This Nell Carter sitcom might be best remembered for launching the career of a young Joey Lawrence (now we know who to blame!), but we're still ardent fans of its theme song, sung by Carter, which was probably much better than the show itself. A sassy slice of funky soul, the theme has Carter cooing the show's title over some very '80s synths as we see wacky bits from the show. (Nell vacuums up all the water from a fish tank! Nell strangles her scale!) We can't remember a single episode of this show, or half of the cast, but whenever someone says "gimme a break," we still add "'cuz I sure need one..." — DN
For nine seasons from 1984-1992 -- before wacky judge Harry Stone presided -- "Night Court" fans grooved to the bass-heavy, jazzy-fabulous instrumental intro. Jack Elliott, who served as the Grammy Awards music director for 30 years straight, composed the theme music.
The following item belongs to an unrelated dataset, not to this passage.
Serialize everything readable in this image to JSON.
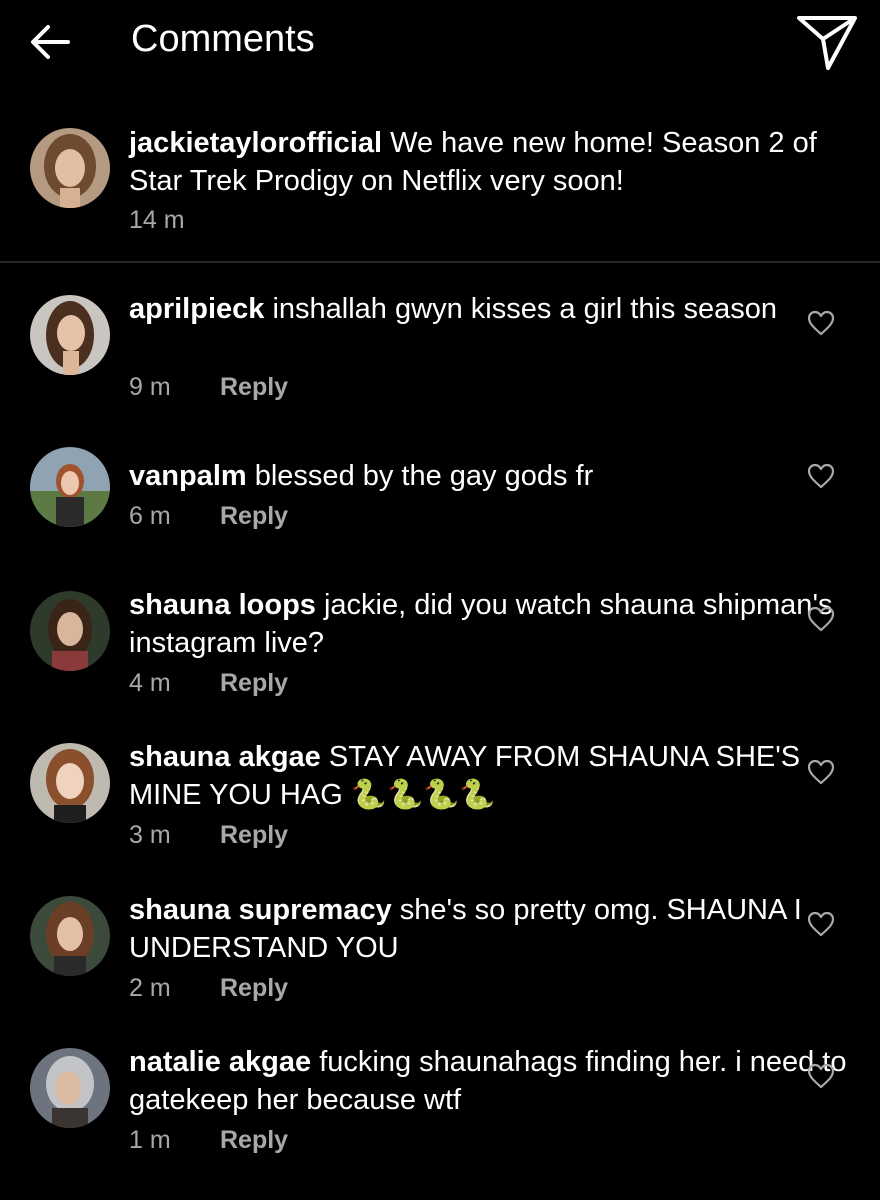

He also co-wrote the theme songs to "Barney Miller" and the original "Charlie's Angels." The sweet sax riffs were performed by Ernie Watts, a Grammy Award-winning instrumentalist who toured with The Rolling Stones in 1981. You may have also heard the "Night Court" theme in the 2007 "Family Guy" episode "Bill & Peter's Bogus Journey," which featured Bill Clinton on the saxophone. — MS
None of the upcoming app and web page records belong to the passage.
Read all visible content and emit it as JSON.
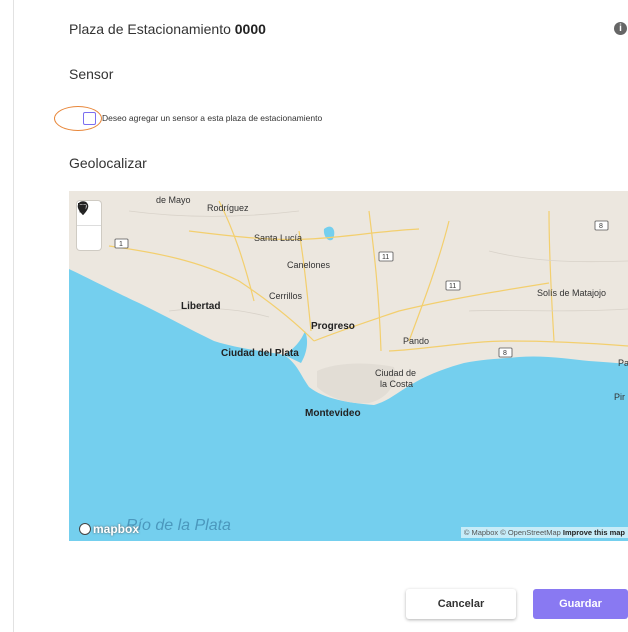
{
  "header": {
    "title_prefix": "Plaza de Estacionamiento",
    "title_number": "0000",
    "info_icon": "i"
  },
  "sensor": {
    "section_label": "Sensor",
    "checkbox_label": "Deseo agregar un sensor a esta plaza de estacionamiento",
    "checked": false
  },
  "geo": {
    "section_label": "Geolocalizar"
  },
  "map": {
    "places": {
      "de_mayo": "de Mayo",
      "rodriguez": "Rodríguez",
      "santa_lucia": "Santa Lucía",
      "canelones": "Canelones",
      "libertad": "Libertad",
      "cerrillos": "Cerrillos",
      "progreso": "Progreso",
      "pando": "Pando",
      "solis": "Solís de Matajojo",
      "ciudad_del_plata": "Ciudad del Plata",
      "ciudad_de": "Ciudad de",
      "la_costa": "la Costa",
      "montevideo": "Montevideo",
      "pa": "Pa",
      "pir": "Pir",
      "rio_de_la_plata": "Río de la Plata"
    },
    "route_shields": [
      "1",
      "11",
      "11",
      "8",
      "8"
    ],
    "tools": {
      "marker": "map-marker-icon",
      "trash": "trash-icon"
    },
    "logo_text": "mapbox",
    "attribution_prefix": "© Mapbox © OpenStreetMap",
    "attribution_link": "Improve this map",
    "colors": {
      "water": "#74cfee",
      "land": "#ece7df",
      "accent": "#8979f2"
    }
  },
  "actions": {
    "cancel_label": "Cancelar",
    "save_label": "Guardar"
  }
}
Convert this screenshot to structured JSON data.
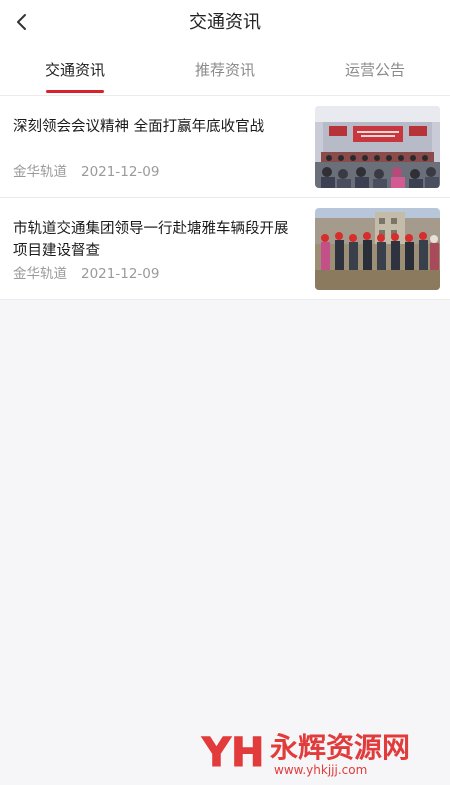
{
  "header": {
    "title": "交通资讯",
    "back_icon": "chevron-left-icon"
  },
  "tabs": [
    {
      "label": "交通资讯",
      "active": true
    },
    {
      "label": "推荐资讯",
      "active": false
    },
    {
      "label": "运营公告",
      "active": false
    }
  ],
  "news": [
    {
      "title": "深刻领会会议精神 全面打赢年底收官战",
      "source": "金华轨道",
      "date": "2021-12-09"
    },
    {
      "title": "市轨道交通集团领导一行赴塘雅车辆段开展项目建设督查",
      "source": "金华轨道",
      "date": "2021-12-09"
    }
  ],
  "watermark": {
    "logo_text": "YH",
    "name": "永辉资源网",
    "url": "www.yhkjjj.com"
  },
  "colors": {
    "accent": "#d8232a",
    "watermark": "#e23b3b"
  }
}
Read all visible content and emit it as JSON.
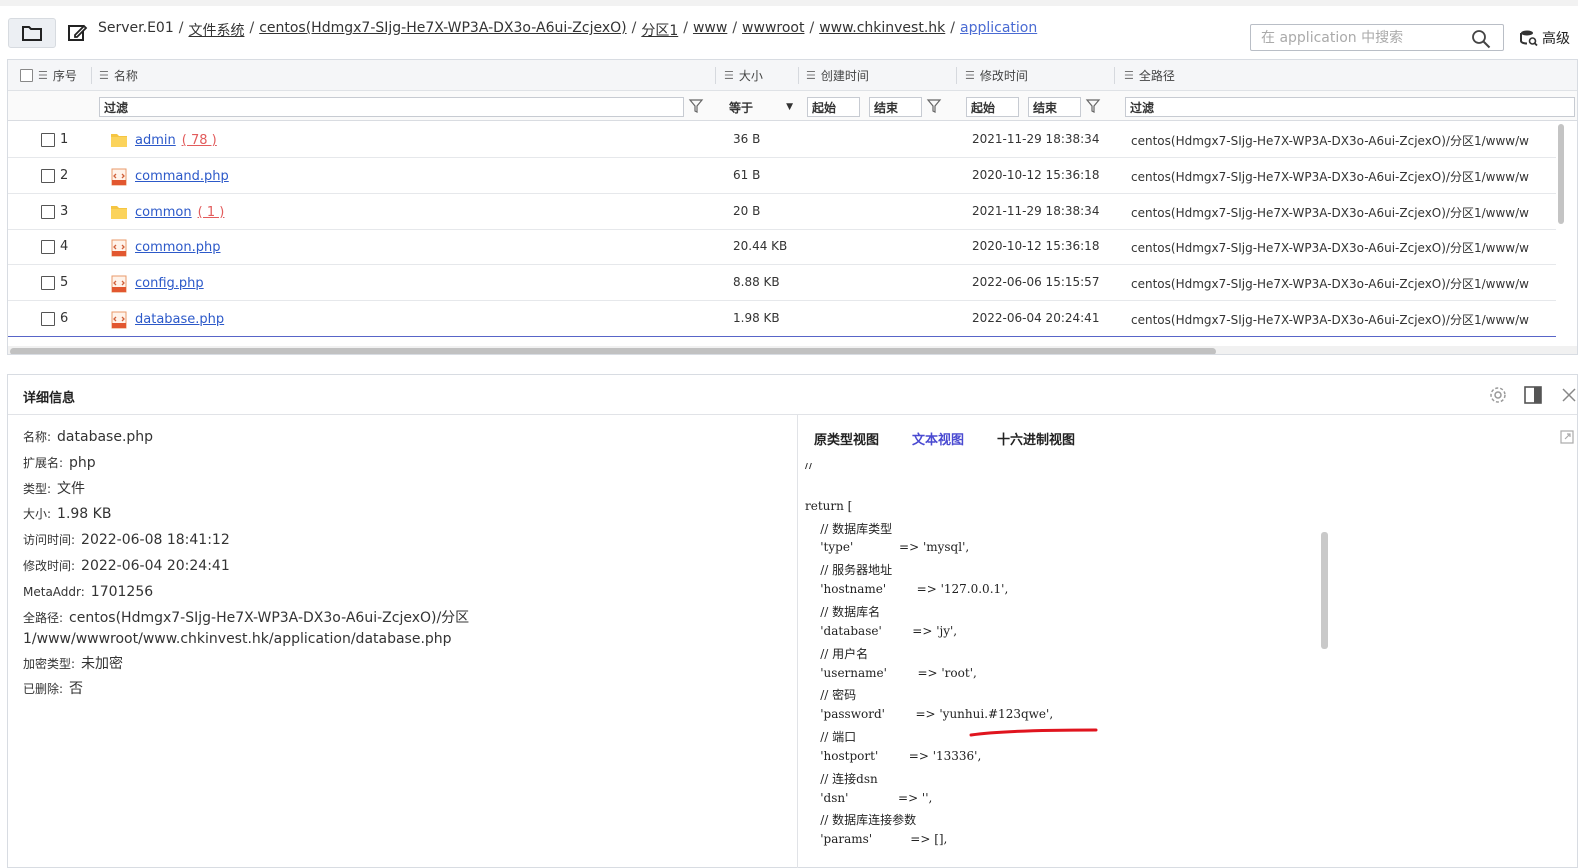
{
  "toolbar": {
    "breadcrumb": [
      {
        "label": "Server.E01",
        "plain": true
      },
      {
        "label": "文件系统"
      },
      {
        "label": "centos(Hdmgx7-SIjg-He7X-WP3A-DX3o-A6ui-ZcjexO)"
      },
      {
        "label": "分区1"
      },
      {
        "label": "www"
      },
      {
        "label": "wwwroot"
      },
      {
        "label": "www.chkinvest.hk"
      },
      {
        "label": "application",
        "current": true
      }
    ],
    "search_placeholder": "在 application 中搜索",
    "advanced_label": "高级"
  },
  "table": {
    "headers": {
      "index": "序号",
      "name": "名称",
      "size": "大小",
      "created": "创建时间",
      "modified": "修改时间",
      "fullpath": "全路径"
    },
    "filters": {
      "name": "过滤",
      "size_op": "等于",
      "created_start": "起始",
      "created_end": "结束",
      "modified_start": "起始",
      "modified_end": "结束",
      "path": "过滤"
    },
    "rows": [
      {
        "idx": "1",
        "type": "folder",
        "name": "admin",
        "count": "( 78 )",
        "size": "36 B",
        "modified": "2021-11-29 18:38:34",
        "path": "centos(Hdmgx7-SIjg-He7X-WP3A-DX3o-A6ui-ZcjexO)/分区1/www/w"
      },
      {
        "idx": "2",
        "type": "php",
        "name": "command.php",
        "count": "",
        "size": "61 B",
        "modified": "2020-10-12 15:36:18",
        "path": "centos(Hdmgx7-SIjg-He7X-WP3A-DX3o-A6ui-ZcjexO)/分区1/www/w"
      },
      {
        "idx": "3",
        "type": "folder",
        "name": "common",
        "count": "( 1 )",
        "size": "20 B",
        "modified": "2021-11-29 18:38:34",
        "path": "centos(Hdmgx7-SIjg-He7X-WP3A-DX3o-A6ui-ZcjexO)/分区1/www/w"
      },
      {
        "idx": "4",
        "type": "php",
        "name": "common.php",
        "count": "",
        "size": "20.44 KB",
        "modified": "2020-10-12 15:36:18",
        "path": "centos(Hdmgx7-SIjg-He7X-WP3A-DX3o-A6ui-ZcjexO)/分区1/www/w"
      },
      {
        "idx": "5",
        "type": "php",
        "name": "config.php",
        "count": "",
        "size": "8.88 KB",
        "modified": "2022-06-06 15:15:57",
        "path": "centos(Hdmgx7-SIjg-He7X-WP3A-DX3o-A6ui-ZcjexO)/分区1/www/w"
      },
      {
        "idx": "6",
        "type": "php",
        "name": "database.php",
        "count": "",
        "size": "1.98 KB",
        "modified": "2022-06-04 20:24:41",
        "path": "centos(Hdmgx7-SIjg-He7X-WP3A-DX3o-A6ui-ZcjexO)/分区1/www/w",
        "selected": true
      }
    ]
  },
  "detail": {
    "title": "详细信息",
    "props": [
      {
        "k": "名称:",
        "v": "database.php"
      },
      {
        "k": "扩展名:",
        "v": "php"
      },
      {
        "k": "类型:",
        "v": "文件"
      },
      {
        "k": "大小:",
        "v": "1.98 KB"
      },
      {
        "k": "访问时间:",
        "v": "2022-06-08 18:41:12"
      },
      {
        "k": "修改时间:",
        "v": "2022-06-04 20:24:41"
      },
      {
        "k": "MetaAddr:",
        "v": "1701256"
      }
    ],
    "fullpath_key": "全路径:",
    "fullpath_line1": "centos(Hdmgx7-SIjg-He7X-WP3A-DX3o-A6ui-ZcjexO)/分区",
    "fullpath_line2": "1/www/wwwroot/www.chkinvest.hk/application/database.php",
    "props2": [
      {
        "k": "加密类型:",
        "v": "未加密"
      },
      {
        "k": "已删除:",
        "v": "否"
      }
    ],
    "tabs": [
      "原类型视图",
      "文本视图",
      "十六进制视图"
    ],
    "active_tab": 1,
    "code_lines": [
      "// '",
      "",
      "return [",
      "    // 数据库类型",
      "    'type'            => 'mysql',",
      "    // 服务器地址",
      "    'hostname'        => '127.0.0.1',",
      "    // 数据库名",
      "    'database'        => 'jy',",
      "    // 用户名",
      "    'username'        => 'root',",
      "    // 密码",
      "    'password'        => 'yunhui.#123qwe',",
      "    // 端口",
      "    'hostport'        => '13336',",
      "    // 连接dsn",
      "    'dsn'             => '',",
      "    // 数据库连接参数",
      "    'params'          => [],"
    ]
  },
  "colors": {
    "link": "#2c59c9",
    "accent": "#4a4ad1",
    "count": "#e25c5c",
    "annotation": "#e0141e"
  }
}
"To learn all about those things you just can't buy"… that's the reason Ricky Stratton (Ricky Schroder) and his immature, gazillioniare dad Edward (Joel Higgins) came together in this quintessentially '80s family sitcom that boasted not only this memorable, very sing-a-long-able theme, but also many guest appearances by the future Michael Bluth himself, Jason Bateman. "The Ricker," as he was called in Teen Beat and BOP, was the star, of course, though we loved the theme song almost as much as the fact that the now 42-year-old actor is still so cool that he doesn't mind being called Ricky. — KP
A yuppie show deserves a yuppie theme, so the gentle acoustic guitar and soft woodwinds of "thirtysomething's" theme are the perfect intro to the heartfelt dramedy that follows. The 1987-91 ABC series struck a chord with the baby-boomer generation with its portrait of young parents striving to remain cool while raising kids -- and to wear as many pastels and shoulder pads as humanly possible. Like the show, the instrumental theme is wistful without being sappy, and is a welcome change of pace from all the over-glossed artificial synths we had to endure throughout the '80s. — DN